● **Excerpts from an interface dataset**:
+ + + +

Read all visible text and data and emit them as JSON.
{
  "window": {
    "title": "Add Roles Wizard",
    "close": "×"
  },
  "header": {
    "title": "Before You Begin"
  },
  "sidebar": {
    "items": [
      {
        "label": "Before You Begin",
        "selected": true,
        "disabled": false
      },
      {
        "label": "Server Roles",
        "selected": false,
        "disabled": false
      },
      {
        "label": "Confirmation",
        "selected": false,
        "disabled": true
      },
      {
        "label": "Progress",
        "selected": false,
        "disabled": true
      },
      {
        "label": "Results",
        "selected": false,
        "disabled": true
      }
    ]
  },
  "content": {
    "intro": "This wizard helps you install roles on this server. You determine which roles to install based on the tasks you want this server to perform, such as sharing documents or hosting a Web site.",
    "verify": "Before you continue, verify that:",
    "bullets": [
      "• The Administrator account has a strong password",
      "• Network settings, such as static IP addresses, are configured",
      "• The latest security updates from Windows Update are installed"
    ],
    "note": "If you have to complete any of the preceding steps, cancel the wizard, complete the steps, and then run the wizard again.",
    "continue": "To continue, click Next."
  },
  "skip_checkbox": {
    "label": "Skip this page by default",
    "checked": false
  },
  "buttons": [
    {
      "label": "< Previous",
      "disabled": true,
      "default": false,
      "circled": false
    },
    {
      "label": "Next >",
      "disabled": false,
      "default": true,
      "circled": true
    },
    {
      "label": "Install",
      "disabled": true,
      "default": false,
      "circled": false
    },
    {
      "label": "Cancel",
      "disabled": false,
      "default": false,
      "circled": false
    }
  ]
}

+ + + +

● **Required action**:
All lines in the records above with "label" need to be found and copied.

● **Exercise result**:
        "label": "Before You Begin",
        "label": "Server Roles",
        "label": "Confirmation",
        "label": "Progress",
        "label": "Results",
    "label": "Skip this page by default",
      "label": "< Previous",
      "label": "Next >",
      "label": "Install",
      "label": "Cancel",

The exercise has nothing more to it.